There are two ways of reading the Bible. One way is to see it as a repository of morally edifying stories. One can label that the pietistic approach or the moralistic, therapeutic deism approach.
The other approach is to see the Bible as a history of how God revealed, step by step, the redemption story. This was the approach taken by the Anabaptists of years ago. We, who claim to be their spiritual descendants, have been heavily influenced by Bible story books and other influences coming from modern evangelical Christianity and have come close to swallowing the pietistic interpretation. We have lost something important in the process.
Take for example the story of Joseph as it unfolds from Genesis chapter 37 on. Joseph is a perfect fit for the modern idea of a hero — poor mistreated boy makes good beyond his dreams and then is gracious to those who mistreated him. Most people see nothing more than that in these chapters.
There is, however, another story woven into those chapters in such a way that we almost miss it. In fact, most often we do miss it. That is the story of Judah.
Reuben was Jacob’s firstborn son, the one who should have been the head of all the tribes of Israel. Well, he tried — sort of. When his brothers wanted to kill Joseph, he suggested they put him in a pit instead. It seems that he intended to rescue him later, but didn’t really have a plan. Later when Joseph demanded that Benjamin be brought to him in Egypt, Reuben offered his two sons to his father as surety for Benjamin. Jacob did not appear to be impressed.
Judah was the fourth son of Jacob, certainly not predestined to have the preeminence, and there is not much in his earlier life to suggest that he might one day become the leader. It was Judah’s suggestion to sell Joseph to the Ishmaelites. Perhaps he was trying to save Joseph’s life, but he certainly never expected to see him again.
It isn’t until chapter 43 that we see a different Judah. Obtaining grain from Egypt was now a matter of life and death, and Jacob had rejected Reuben’s offer of his sons as surety for Benjamin. Then Judah steps up before his father and says: “ Send the lad with me, and we will arise and go; that we may live, and not die, both we, and thou, and also our little ones. I will be surety for him; of my hand shalt thou require him: if I bring him not unto thee, and set him before thee, then let me bear the blame for ever.”
Evidently Jacob saw in Judah a depth of sincerity and commitment that convinced him that he could trust him to keep his word. In the following chapter, Judah stands before the man who was the lord of Egypt and recounts the commitment he made to his father: “ For thy servant became surety for the lad unto my father, saying, If I bring him not unto thee, then I shall bear the blame to my father for ever. Now therefore, I pray thee, let thy servant abide instead of the lad a bondman to my lord; and let the lad go up with his brethren. For how shall I go up to my father, and the lad be not with me? lest peradventure I see the evil that shall come on my father.”

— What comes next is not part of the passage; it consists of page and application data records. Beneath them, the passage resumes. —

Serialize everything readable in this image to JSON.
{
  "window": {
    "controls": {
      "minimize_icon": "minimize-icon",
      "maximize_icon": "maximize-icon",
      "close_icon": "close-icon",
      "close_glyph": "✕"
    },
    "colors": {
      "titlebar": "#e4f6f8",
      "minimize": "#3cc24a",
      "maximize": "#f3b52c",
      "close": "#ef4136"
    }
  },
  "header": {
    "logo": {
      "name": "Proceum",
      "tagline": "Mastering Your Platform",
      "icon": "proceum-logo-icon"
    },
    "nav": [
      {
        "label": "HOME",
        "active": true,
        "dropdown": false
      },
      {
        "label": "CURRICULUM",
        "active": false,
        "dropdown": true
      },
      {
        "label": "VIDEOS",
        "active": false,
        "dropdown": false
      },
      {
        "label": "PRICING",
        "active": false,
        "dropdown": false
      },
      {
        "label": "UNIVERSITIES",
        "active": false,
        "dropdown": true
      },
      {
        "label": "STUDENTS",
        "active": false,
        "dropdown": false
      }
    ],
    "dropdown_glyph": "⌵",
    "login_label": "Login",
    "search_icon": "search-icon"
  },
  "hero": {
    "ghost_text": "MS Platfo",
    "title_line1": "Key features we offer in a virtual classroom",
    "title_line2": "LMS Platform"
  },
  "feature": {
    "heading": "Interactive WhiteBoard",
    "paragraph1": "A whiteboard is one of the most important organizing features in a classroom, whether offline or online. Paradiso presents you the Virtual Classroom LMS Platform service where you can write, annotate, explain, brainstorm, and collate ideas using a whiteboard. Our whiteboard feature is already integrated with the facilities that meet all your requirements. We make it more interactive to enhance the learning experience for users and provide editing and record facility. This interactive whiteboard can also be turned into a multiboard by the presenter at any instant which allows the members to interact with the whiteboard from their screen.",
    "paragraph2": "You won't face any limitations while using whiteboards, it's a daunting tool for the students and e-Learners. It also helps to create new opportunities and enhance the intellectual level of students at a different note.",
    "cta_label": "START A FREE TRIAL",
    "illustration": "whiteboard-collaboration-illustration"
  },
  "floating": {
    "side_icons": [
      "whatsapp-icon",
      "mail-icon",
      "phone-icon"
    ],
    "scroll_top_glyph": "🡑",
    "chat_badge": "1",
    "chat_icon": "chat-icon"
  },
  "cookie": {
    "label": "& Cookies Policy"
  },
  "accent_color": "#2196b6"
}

By this willingness of Judah to sacrifice himself for the welfare, not only of Benjamin but of the whole family, the heart of Joseph was broken and he revealed himself to his brothers. And by this act of self-sacrifice Judah became the leader of the children of Israel.
Years later, when Jacob blessed his sons, his blessing of Judah foretold his role in the whole future history of the children of Israel. “Judah, thou art he whom thy brethren shall praise: thy hand shall be in the neck of thine enemies; thy father’s children shall bow down before thee. Judah is a lion’s whelp: from the prey, my son, thou art gone up: he stooped down, he couched as a lion, and as an old lion; who shall rouse him up? The sceptre shall not depart from Judah, nor a lawgiver from between his feet, until Shiloh come; and unto him shall the gathering of the people be. Binding his foal unto the vine, and his ass’s colt unto the choice vine; he washed his garments in wine, and his clothes in the blood of grapes: His eyes shall be red with wine, and his teeth white with milk.”
Note that in Egypt the brothers bowed down to Joseph, but Jacob foretold that in the future they would bow down to Judah. The kings of Israel, after Saul, were of the tribe of Judah. Our Saviour came from the lineage of Judah as reckoned according to the flesh.
There are important lessons in the life of Joseph. But the truest image of the story of redemption is not found in the man who lived in palaces, dressed in costly array and whose authority was felt in every corner of Egypt. It is found in the man who, when it became a matter of life and death for his brethren, offered himself as a ransom.